  62. Ostend Manifesto
    Declaration that stated U.S. had the right to seize Cuba if Spain did not sell it to them. Northerners saw it as a plot by Southerners to expand slavery - used by newly formed Republicans to recruit more supporters (declared in Ostend, Belgium)
  63. Harriet Beecher Stowe
    Author of Uncle Tom’s Cabin
  64. Uncle Tom’s Cabin
    Book written by Harriet Beecher Stowe that exposed the brutality and injustice of slavery, inspired by the passage of fugitive slave laws & was published in 1852
  65. Harriet Tubman
    a famous conductor on the underground railroad that first escaped to her own freedom, then made 19 trips back to free over 300 more slaves
  66. Underground Railroad
    In reference to the path that over 50,000 slaves used to escape bondage. The slaves made stops hiding in homes or businesses (known as “stations”) of anti slavery supporters (known as “station masters”)  and the slaves were led by a “conductor” along the path (one of the most famous conductors being Harriett Tubman)
  67. Millard Fillmore
    Replaced Zachary Taylor as President after he died and signed the legislations of the Compromise of 1850. Also nominated by the Know Nothing party in the election of 1856.
  68. Compromise of 1850
    Introduced by Henry Clay, resurrected by Stephen Douglas and passed it as separate legislation. Signed by Fillmore after death of Taylor. Five Parts: 1. California be admitted as a free state 2. New Mexico & Utah - popular sovereignty 3. Slave trade abolished in D.C. 4. Texas Boundary cut down by half and Texas debt assumed by federal govt 5. Strong fugitive slave law enacted

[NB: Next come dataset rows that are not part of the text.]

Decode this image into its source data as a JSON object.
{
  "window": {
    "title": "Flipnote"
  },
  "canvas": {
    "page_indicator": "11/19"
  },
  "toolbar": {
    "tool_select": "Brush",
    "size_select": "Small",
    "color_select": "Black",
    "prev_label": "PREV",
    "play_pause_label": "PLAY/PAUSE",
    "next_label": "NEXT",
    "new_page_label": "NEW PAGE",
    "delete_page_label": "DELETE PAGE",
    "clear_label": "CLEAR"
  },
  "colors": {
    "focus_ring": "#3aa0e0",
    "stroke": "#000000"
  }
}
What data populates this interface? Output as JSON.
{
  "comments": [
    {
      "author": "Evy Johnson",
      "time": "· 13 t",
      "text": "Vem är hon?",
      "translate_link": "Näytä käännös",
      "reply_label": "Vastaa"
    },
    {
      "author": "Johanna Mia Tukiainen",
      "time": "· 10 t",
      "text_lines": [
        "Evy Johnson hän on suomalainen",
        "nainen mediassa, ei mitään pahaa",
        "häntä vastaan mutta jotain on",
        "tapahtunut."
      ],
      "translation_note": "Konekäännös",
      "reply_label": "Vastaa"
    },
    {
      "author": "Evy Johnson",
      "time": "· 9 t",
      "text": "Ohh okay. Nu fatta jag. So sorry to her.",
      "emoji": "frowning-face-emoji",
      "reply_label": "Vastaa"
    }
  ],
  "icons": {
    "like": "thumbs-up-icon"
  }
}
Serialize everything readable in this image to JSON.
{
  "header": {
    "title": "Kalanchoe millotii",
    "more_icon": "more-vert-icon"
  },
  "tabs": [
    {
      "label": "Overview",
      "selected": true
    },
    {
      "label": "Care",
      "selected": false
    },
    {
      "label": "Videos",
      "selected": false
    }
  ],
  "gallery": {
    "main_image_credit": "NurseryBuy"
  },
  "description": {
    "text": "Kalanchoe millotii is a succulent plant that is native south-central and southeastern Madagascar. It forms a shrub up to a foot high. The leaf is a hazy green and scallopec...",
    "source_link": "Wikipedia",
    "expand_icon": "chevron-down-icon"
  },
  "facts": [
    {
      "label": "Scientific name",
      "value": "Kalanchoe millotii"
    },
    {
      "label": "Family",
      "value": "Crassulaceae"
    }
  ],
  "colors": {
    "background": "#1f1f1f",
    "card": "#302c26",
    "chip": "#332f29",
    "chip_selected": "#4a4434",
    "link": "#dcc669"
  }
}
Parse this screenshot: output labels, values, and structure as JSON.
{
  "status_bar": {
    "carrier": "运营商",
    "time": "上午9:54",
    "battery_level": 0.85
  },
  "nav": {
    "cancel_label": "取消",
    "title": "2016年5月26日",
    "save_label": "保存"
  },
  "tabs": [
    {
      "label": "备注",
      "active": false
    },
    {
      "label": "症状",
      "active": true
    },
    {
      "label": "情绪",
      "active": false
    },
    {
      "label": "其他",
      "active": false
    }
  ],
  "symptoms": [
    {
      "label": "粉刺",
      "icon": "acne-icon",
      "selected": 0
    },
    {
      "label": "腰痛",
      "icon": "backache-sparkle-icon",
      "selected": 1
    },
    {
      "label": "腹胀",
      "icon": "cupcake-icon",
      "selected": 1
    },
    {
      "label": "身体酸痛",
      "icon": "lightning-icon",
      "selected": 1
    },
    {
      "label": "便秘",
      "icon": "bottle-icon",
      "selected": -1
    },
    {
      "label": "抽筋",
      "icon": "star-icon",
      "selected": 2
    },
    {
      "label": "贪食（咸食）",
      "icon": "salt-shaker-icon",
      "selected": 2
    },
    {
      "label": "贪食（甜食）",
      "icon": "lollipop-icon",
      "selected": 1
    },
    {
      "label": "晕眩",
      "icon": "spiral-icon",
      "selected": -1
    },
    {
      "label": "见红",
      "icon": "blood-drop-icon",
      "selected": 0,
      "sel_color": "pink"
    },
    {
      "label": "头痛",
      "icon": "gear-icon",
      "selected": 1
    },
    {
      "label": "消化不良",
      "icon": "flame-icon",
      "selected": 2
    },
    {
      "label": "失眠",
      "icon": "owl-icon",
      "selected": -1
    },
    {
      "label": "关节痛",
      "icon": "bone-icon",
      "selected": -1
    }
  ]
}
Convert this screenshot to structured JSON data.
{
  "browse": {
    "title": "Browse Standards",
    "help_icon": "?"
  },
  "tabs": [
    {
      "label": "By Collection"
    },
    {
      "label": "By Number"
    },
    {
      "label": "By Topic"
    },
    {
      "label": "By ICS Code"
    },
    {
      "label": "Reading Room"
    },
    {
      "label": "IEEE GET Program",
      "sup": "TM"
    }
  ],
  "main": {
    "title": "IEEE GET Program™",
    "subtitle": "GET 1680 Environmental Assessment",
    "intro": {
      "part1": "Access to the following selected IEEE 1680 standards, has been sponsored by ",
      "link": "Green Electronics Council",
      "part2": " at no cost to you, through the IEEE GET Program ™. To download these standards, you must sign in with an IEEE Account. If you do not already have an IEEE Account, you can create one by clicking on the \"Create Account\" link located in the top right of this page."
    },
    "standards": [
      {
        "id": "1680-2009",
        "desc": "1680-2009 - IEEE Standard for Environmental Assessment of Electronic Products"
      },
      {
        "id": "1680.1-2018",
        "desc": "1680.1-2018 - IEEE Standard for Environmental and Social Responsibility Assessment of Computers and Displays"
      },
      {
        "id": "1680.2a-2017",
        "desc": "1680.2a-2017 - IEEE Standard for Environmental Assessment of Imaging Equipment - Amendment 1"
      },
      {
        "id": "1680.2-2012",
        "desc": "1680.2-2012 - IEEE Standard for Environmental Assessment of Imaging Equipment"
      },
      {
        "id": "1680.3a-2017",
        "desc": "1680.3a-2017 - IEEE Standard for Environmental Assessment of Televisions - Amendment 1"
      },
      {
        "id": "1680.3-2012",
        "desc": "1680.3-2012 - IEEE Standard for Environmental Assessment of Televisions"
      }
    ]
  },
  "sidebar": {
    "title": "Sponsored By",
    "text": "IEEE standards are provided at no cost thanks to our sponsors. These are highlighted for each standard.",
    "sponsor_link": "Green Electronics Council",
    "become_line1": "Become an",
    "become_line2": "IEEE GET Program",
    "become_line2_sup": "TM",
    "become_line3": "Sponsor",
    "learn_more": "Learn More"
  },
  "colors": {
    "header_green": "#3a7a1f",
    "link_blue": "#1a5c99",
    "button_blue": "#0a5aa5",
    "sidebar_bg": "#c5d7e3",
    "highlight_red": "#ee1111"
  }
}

  69. Personal Liberty Laws
    Forbid state officials and private citizens from assisting federal courts in enforcing the fugitive slave act. Also tried to guarantee protection and a fair trial for runaways
  70. Beecher’s Bibles
    Anti slavery Northerners sent Free Soil emigrants to Kansas. Herny Ward Beecher, a minister, suggested that they were supplied with rifles (therefore “Beecher’s Bibles”)
  71. Daniel Webster
    “7th of March Speech” - the nation’s most famous orator gave a speech on March 7th, 1850 favoring Henry Clay’s 1850 Compromise (even though he was opposed to extension of slavery) in order to save the Union. Many of his supporters turned against him for this.
  72. Fugitive Slave Law 1850
    Protects the right of owners to recapture slaves who had escaped to the North
Card Set
AP history vocab Civil war era